Could you print each entry below verbatim while omitting the pictures?

**** TASK INPUTS ****

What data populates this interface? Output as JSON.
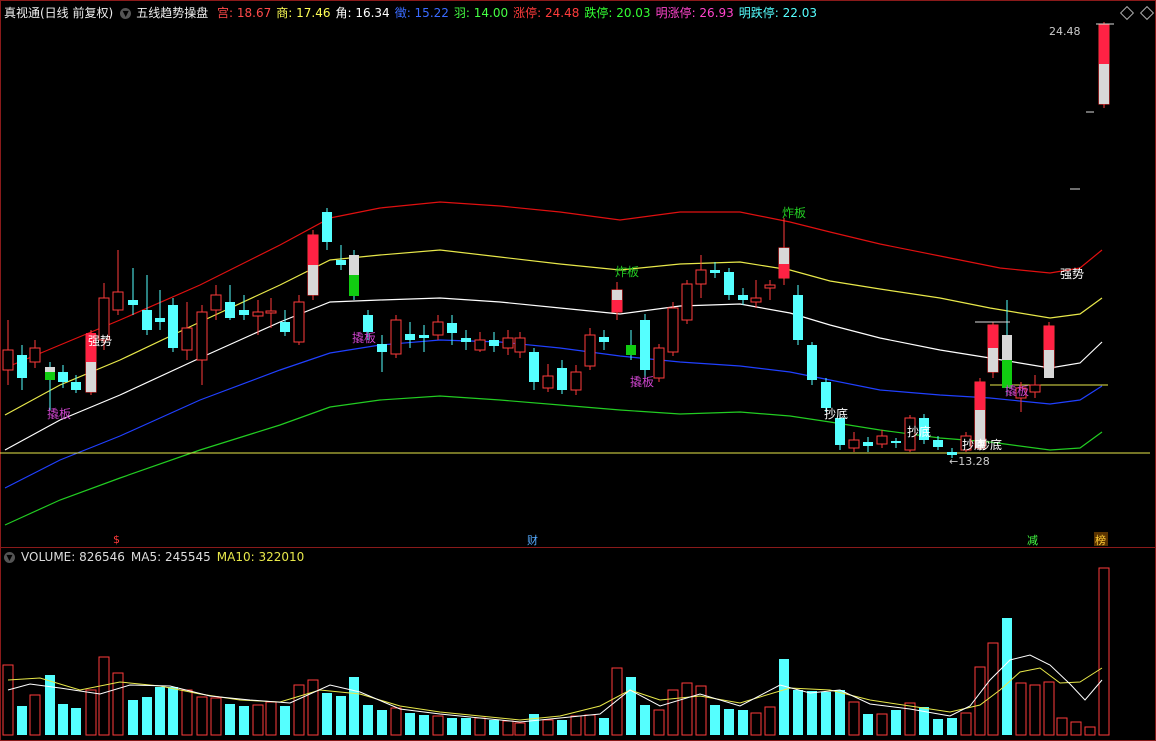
{
  "header": {
    "app_title": "真视通(日线 前复权)",
    "indicator_name": "五线趋势操盘",
    "items": [
      {
        "label": "宫: ",
        "value": "18.67",
        "color": "#ff4a4a"
      },
      {
        "label": "商: ",
        "value": "17.46",
        "color": "#ffff55"
      },
      {
        "label": "角: ",
        "value": "16.34",
        "color": "#ffffff"
      },
      {
        "label": "徵: ",
        "value": "15.22",
        "color": "#3a6bff"
      },
      {
        "label": "羽: ",
        "value": "14.00",
        "color": "#44ff44"
      },
      {
        "label": "涨停: ",
        "value": "24.48",
        "color": "#ff3b3b"
      },
      {
        "label": "跌停: ",
        "value": "20.03",
        "color": "#33ff33"
      },
      {
        "label": "明涨停: ",
        "value": "26.93",
        "color": "#ff44cc"
      },
      {
        "label": "明跌停: ",
        "value": "22.03",
        "color": "#55ffff"
      }
    ]
  },
  "price_labels": {
    "high": "24.48",
    "low": "←13.28"
  },
  "signals": {
    "strong": "强势",
    "board": "撬板",
    "blast": "炸板",
    "bottom": "抄底"
  },
  "markers": {
    "dollar": "$",
    "finance": "财",
    "reduce": "减",
    "rank": "榜"
  },
  "volume_header": {
    "volume_label": "VOLUME: ",
    "volume_value": "826546",
    "ma5_label": "MA5: ",
    "ma5_value": "245545",
    "ma10_label": "MA10: ",
    "ma10_value": "322010"
  },
  "colors": {
    "up": "#ff3b3b",
    "down": "#55ffff",
    "ma_red": "#e01010",
    "ma_yellow": "#e8e84a",
    "ma_white": "#ffffff",
    "ma_blue": "#2040ff",
    "ma_green": "#22cc22"
  }
}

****

*RESPONSE AREA*.
What data populates this interface? Output as JSON.
{
  "header": {
    "app_title": "真视通(日线 前复权)",
    "indicator_name": "五线趋势操盘",
    "items": [
      {
        "label": "宫: ",
        "value": "18.67",
        "color": "#ff4a4a"
      },
      {
        "label": "商: ",
        "value": "17.46",
        "color": "#ffff55"
      },
      {
        "label": "角: ",
        "value": "16.34",
        "color": "#ffffff"
      },
      {
        "label": "徵: ",
        "value": "15.22",
        "color": "#3a6bff"
      },
      {
        "label": "羽: ",
        "value": "14.00",
        "color": "#44ff44"
      },
      {
        "label": "涨停: ",
        "value": "24.48",
        "color": "#ff3b3b"
      },
      {
        "label": "跌停: ",
        "value": "20.03",
        "color": "#33ff33"
      },
      {
        "label": "明涨停: ",
        "value": "26.93",
        "color": "#ff44cc"
      },
      {
        "label": "明跌停: ",
        "value": "22.03",
        "color": "#55ffff"
      }
    ]
  },
  "price_labels": {
    "high": "24.48",
    "low": "←13.28"
  },
  "signals": {
    "strong": "强势",
    "board": "撬板",
    "blast": "炸板",
    "bottom": "抄底"
  },
  "markers": {
    "dollar": "$",
    "finance": "财",
    "reduce": "减",
    "rank": "榜"
  },
  "volume_header": {
    "volume_label": "VOLUME: ",
    "volume_value": "826546",
    "ma5_label": "MA5: ",
    "ma5_value": "245545",
    "ma10_label": "MA10: ",
    "ma10_value": "322010"
  },
  "colors": {
    "up": "#ff3b3b",
    "down": "#55ffff",
    "ma_red": "#e01010",
    "ma_yellow": "#e8e84a",
    "ma_white": "#ffffff",
    "ma_blue": "#2040ff",
    "ma_green": "#22cc22"
  }
}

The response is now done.